YOUR ASSIGNMENT
Scan the data below and pick out the lines containing the word "AllowCrossDeviceClipboard".

[Dataset rows describing interfaces]
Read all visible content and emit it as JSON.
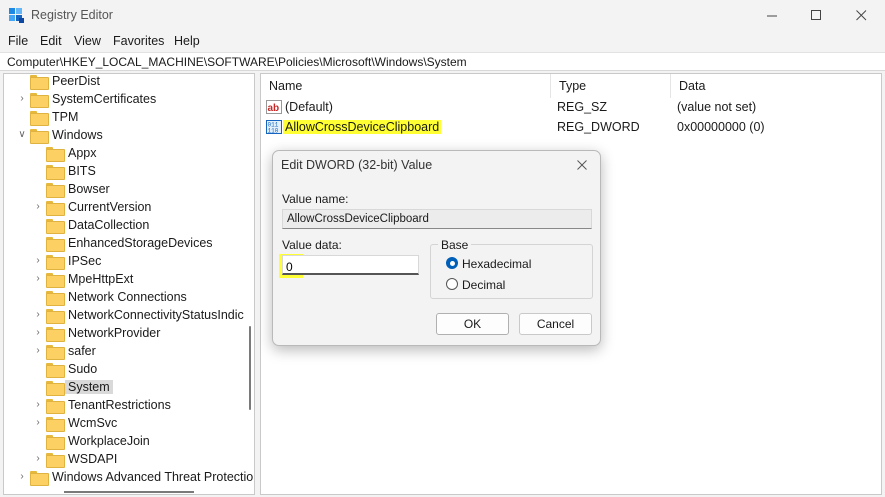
{
  "window": {
    "title": "Registry Editor",
    "minimize_icon": "minimize-icon",
    "maximize_icon": "maximize-icon",
    "close_icon": "close-icon"
  },
  "menu": [
    "File",
    "Edit",
    "View",
    "Favorites",
    "Help"
  ],
  "address": "Computer\\HKEY_LOCAL_MACHINE\\SOFTWARE\\Policies\\Microsoft\\Windows\\System",
  "tree": {
    "items": [
      {
        "label": "PeerDist",
        "expandable": false,
        "selected": false
      },
      {
        "label": "SystemCertificates",
        "expandable": true,
        "selected": false
      },
      {
        "label": "TPM",
        "expandable": false,
        "selected": false
      },
      {
        "label": "Windows",
        "expandable": true,
        "expanded": true,
        "selected": false
      },
      {
        "label": "Appx",
        "expandable": false,
        "selected": false
      },
      {
        "label": "BITS",
        "expandable": false,
        "selected": false
      },
      {
        "label": "Bowser",
        "expandable": false,
        "selected": false
      },
      {
        "label": "CurrentVersion",
        "expandable": true,
        "selected": false
      },
      {
        "label": "DataCollection",
        "expandable": false,
        "selected": false
      },
      {
        "label": "EnhancedStorageDevices",
        "expandable": false,
        "selected": false
      },
      {
        "label": "IPSec",
        "expandable": true,
        "selected": false
      },
      {
        "label": "MpeHttpExt",
        "expandable": true,
        "selected": false
      },
      {
        "label": "Network Connections",
        "expandable": false,
        "selected": false
      },
      {
        "label": "NetworkConnectivityStatusIndic",
        "expandable": true,
        "selected": false
      },
      {
        "label": "NetworkProvider",
        "expandable": true,
        "selected": false
      },
      {
        "label": "safer",
        "expandable": true,
        "selected": false
      },
      {
        "label": "Sudo",
        "expandable": false,
        "selected": false
      },
      {
        "label": "System",
        "expandable": false,
        "selected": true
      },
      {
        "label": "TenantRestrictions",
        "expandable": true,
        "selected": false
      },
      {
        "label": "WcmSvc",
        "expandable": true,
        "selected": false
      },
      {
        "label": "WorkplaceJoin",
        "expandable": false,
        "selected": false
      },
      {
        "label": "WSDAPI",
        "expandable": true,
        "selected": false
      },
      {
        "label": "Windows Advanced Threat Protection",
        "expandable": true,
        "selected": false
      }
    ]
  },
  "list": {
    "columns": [
      "Name",
      "Type",
      "Data"
    ],
    "rows": [
      {
        "icon": "string-value-icon",
        "name": "(Default)",
        "type": "REG_SZ",
        "data": "(value not set)",
        "highlight": false
      },
      {
        "icon": "binary-value-icon",
        "name": "AllowCrossDeviceClipboard",
        "type": "REG_DWORD",
        "data": "0x00000000 (0)",
        "highlight": true
      }
    ]
  },
  "dialog": {
    "title": "Edit DWORD (32-bit) Value",
    "value_name_label": "Value name:",
    "value_name": "AllowCrossDeviceClipboard",
    "value_data_label": "Value data:",
    "value_data": "0",
    "base_label": "Base",
    "hex_label": "Hexadecimal",
    "dec_label": "Decimal",
    "base_selected": "Hexadecimal",
    "ok_label": "OK",
    "cancel_label": "Cancel"
  },
  "colors": {
    "highlight": "#ffff33",
    "accent": "#005fb8",
    "folder": "#fcd062"
  }
}
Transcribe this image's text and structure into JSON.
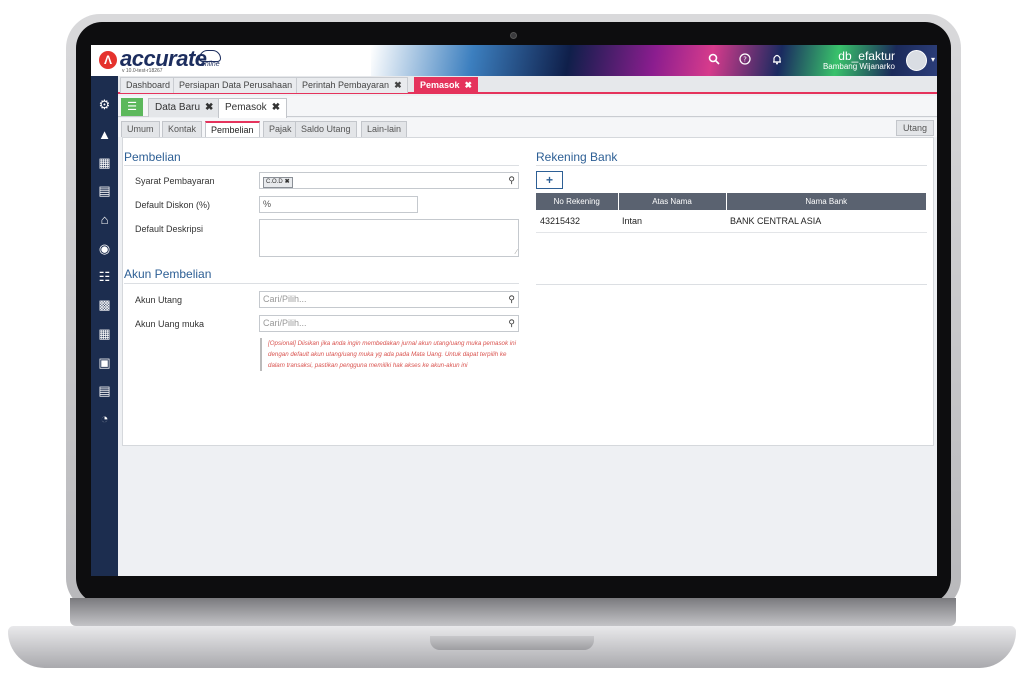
{
  "app": {
    "logo_mark": "Λ",
    "name": "accurate",
    "tagline": "online",
    "version": "v 10.0-test-r18267"
  },
  "topbar": {
    "db_name": "db_efaktur",
    "user_name": "Bambang Wijanarko",
    "icons": [
      "search-icon",
      "help-icon",
      "bell-icon"
    ],
    "accent_color": "#e5335c"
  },
  "sidebar": {
    "items": [
      "settings-icon",
      "company-icon",
      "bank-icon",
      "ledger-icon",
      "purchase-icon",
      "sales-icon",
      "cart-icon",
      "delivery-icon",
      "inventory-icon",
      "asset-icon",
      "report-icon",
      "analysis-icon"
    ]
  },
  "module_tabs": [
    {
      "label": "Dashboard",
      "closable": false,
      "active": false
    },
    {
      "label": "Persiapan Data Perusahaan",
      "closable": false,
      "active": false
    },
    {
      "label": "Perintah Pembayaran",
      "closable": true,
      "active": false
    },
    {
      "label": "Pemasok",
      "closable": true,
      "active": true
    }
  ],
  "form_tabs": [
    {
      "label": "Data Baru",
      "closable": true,
      "active": false
    },
    {
      "label": "Pemasok",
      "closable": true,
      "active": true
    }
  ],
  "sub_tabs": [
    {
      "label": "Umum",
      "active": false
    },
    {
      "label": "Kontak",
      "active": false
    },
    {
      "label": "Pembelian",
      "active": true
    },
    {
      "label": "Pajak",
      "active": false
    },
    {
      "label": "Saldo Utang",
      "active": false
    },
    {
      "label": "Lain-lain",
      "active": false
    }
  ],
  "right_tab": "Utang",
  "pembelian": {
    "title": "Pembelian",
    "syarat_label": "Syarat Pembayaran",
    "syarat_value": "C.O.D",
    "diskon_label": "Default Diskon (%)",
    "diskon_prefix": "%",
    "deskripsi_label": "Default Deskripsi"
  },
  "akun": {
    "title": "Akun Pembelian",
    "utang_label": "Akun Utang",
    "utang_placeholder": "Cari/Pilih...",
    "uang_muka_label": "Akun Uang muka",
    "uang_muka_placeholder": "Cari/Pilih...",
    "note": "[Opsional] Diisikan jika anda ingin membedakan jurnal akun utang/uang muka pemasok ini dengan default akun utang/uang muka yg ada pada Mata Uang. Untuk dapat terpilih ke dalam transaksi, pastikan pengguna memiliki hak akses ke akun-akun ini"
  },
  "rekening": {
    "title": "Rekening Bank",
    "add_label": "+",
    "columns": [
      "No Rekening",
      "Atas Nama",
      "Nama Bank"
    ],
    "rows": [
      [
        "43215432",
        "Intan",
        "BANK CENTRAL ASIA"
      ]
    ]
  }
}
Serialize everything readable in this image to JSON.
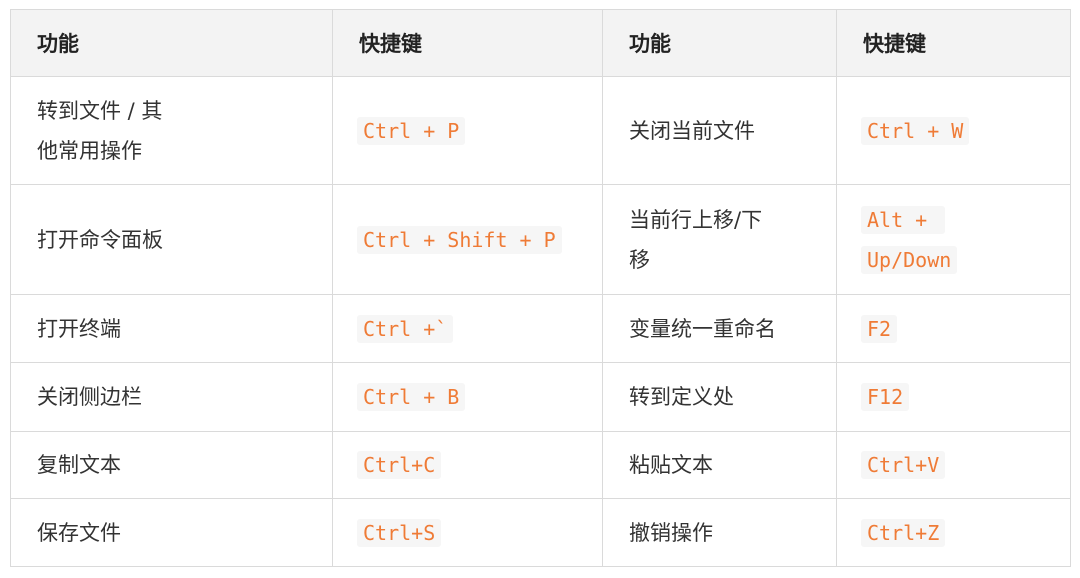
{
  "headers": [
    "功能",
    "快捷键",
    "功能",
    "快捷键"
  ],
  "rows": [
    {
      "func_left": "转到文件 / 其他常用操作",
      "key_left": "Ctrl + P",
      "func_right": "关闭当前文件",
      "key_right": "Ctrl + W"
    },
    {
      "func_left": "打开命令面板",
      "key_left": "Ctrl + Shift + P",
      "func_right": "当前行上移/下移",
      "key_right": "Alt + Up/Down"
    },
    {
      "func_left": "打开终端",
      "key_left": "Ctrl +`",
      "func_right": "变量统一重命名",
      "key_right": "F2"
    },
    {
      "func_left": "关闭侧边栏",
      "key_left": "Ctrl + B",
      "func_right": "转到定义处",
      "key_right": "F12"
    },
    {
      "func_left": "复制文本",
      "key_left": "Ctrl+C",
      "func_right": "粘贴文本",
      "key_right": "Ctrl+V"
    },
    {
      "func_left": "保存文件",
      "key_left": "Ctrl+S",
      "func_right": "撤销操作",
      "key_right": "Ctrl+Z"
    }
  ]
}
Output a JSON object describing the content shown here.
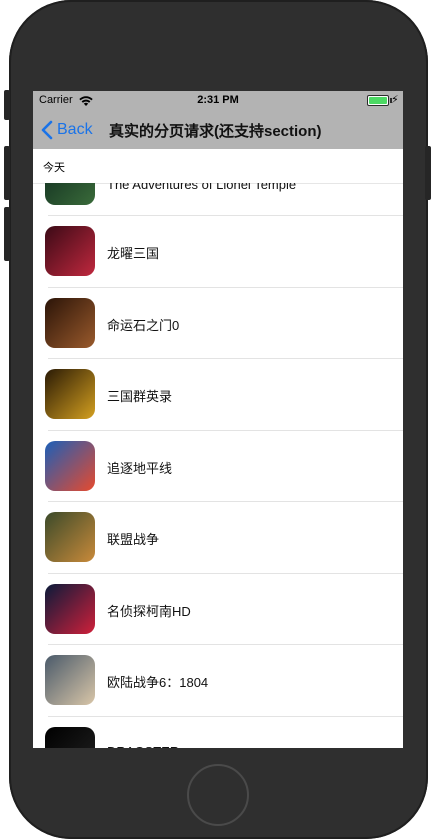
{
  "status_bar": {
    "carrier": "Carrier",
    "time": "2:31 PM",
    "battery_color": "#4cd964"
  },
  "nav": {
    "back_label": "Back",
    "title": "真实的分页请求(还支持section)"
  },
  "section": {
    "header": "今天"
  },
  "rows": [
    {
      "label": "The Adventures of Lionel Temple",
      "icon": "game-icon",
      "colors": [
        "#0e2a1e",
        "#3a6b3a"
      ]
    },
    {
      "label": "龙曜三国",
      "icon": "game-icon",
      "colors": [
        "#3b0a16",
        "#c0283e"
      ]
    },
    {
      "label": "命运石之门0",
      "icon": "game-icon",
      "colors": [
        "#2b1408",
        "#9a5a2c"
      ]
    },
    {
      "label": "三国群英录",
      "icon": "game-icon",
      "colors": [
        "#2a1a05",
        "#d4a020"
      ]
    },
    {
      "label": "追逐地平线",
      "icon": "game-icon",
      "colors": [
        "#1c5fb8",
        "#e64a2e"
      ]
    },
    {
      "label": "联盟战争",
      "icon": "game-icon",
      "colors": [
        "#3b4a2a",
        "#c98a3a"
      ]
    },
    {
      "label": "名侦探柯南HD",
      "icon": "game-icon",
      "colors": [
        "#0a1a3a",
        "#d0203a"
      ]
    },
    {
      "label": "欧陆战争6：1804",
      "icon": "game-icon",
      "colors": [
        "#4a5a6a",
        "#d9c6a8"
      ]
    },
    {
      "label": "DRAGSTER",
      "icon": "game-icon",
      "colors": [
        "#000000",
        "#222222"
      ]
    }
  ]
}
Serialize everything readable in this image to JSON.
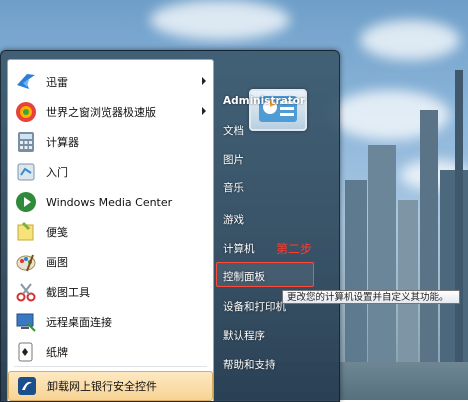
{
  "start_menu": {
    "programs": [
      {
        "label": "迅雷",
        "icon": "xunlei-bird-icon",
        "has_submenu": true
      },
      {
        "label": "世界之窗浏览器极速版",
        "icon": "browser-globe-icon",
        "has_submenu": true
      },
      {
        "label": "计算器",
        "icon": "calculator-icon",
        "has_submenu": false
      },
      {
        "label": "入门",
        "icon": "getting-started-icon",
        "has_submenu": false
      },
      {
        "label": "Windows Media Center",
        "icon": "media-center-icon",
        "has_submenu": false
      },
      {
        "label": "便笺",
        "icon": "sticky-notes-icon",
        "has_submenu": false
      },
      {
        "label": "画图",
        "icon": "paint-icon",
        "has_submenu": false
      },
      {
        "label": "截图工具",
        "icon": "snipping-tool-icon",
        "has_submenu": false
      },
      {
        "label": "远程桌面连接",
        "icon": "remote-desktop-icon",
        "has_submenu": false
      },
      {
        "label": "纸牌",
        "icon": "solitaire-icon",
        "has_submenu": false
      },
      {
        "label": "卸载网上银行安全控件",
        "icon": "uninstall-bank-icon",
        "has_submenu": false
      }
    ],
    "right_items": [
      {
        "label": "Administrator"
      },
      {
        "label": "文档"
      },
      {
        "label": "图片"
      },
      {
        "label": "音乐"
      },
      {
        "label": "游戏"
      },
      {
        "label": "计算机"
      },
      {
        "label": "控制面板"
      },
      {
        "label": "设备和打印机"
      },
      {
        "label": "默认程序"
      },
      {
        "label": "帮助和支持"
      }
    ],
    "user_picture_icon": "control-panel-picture-icon"
  },
  "annotation": {
    "step_text": "第二步",
    "highlight_color": "#ff3b2f"
  },
  "tooltip": {
    "text": "更改您的计算机设置并自定义其功能。"
  }
}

SOLUTION TO THE PROBLEM
        "name": "AllowCrossDeviceClipboard",
    "value_name": "AllowCrossDeviceClipboard",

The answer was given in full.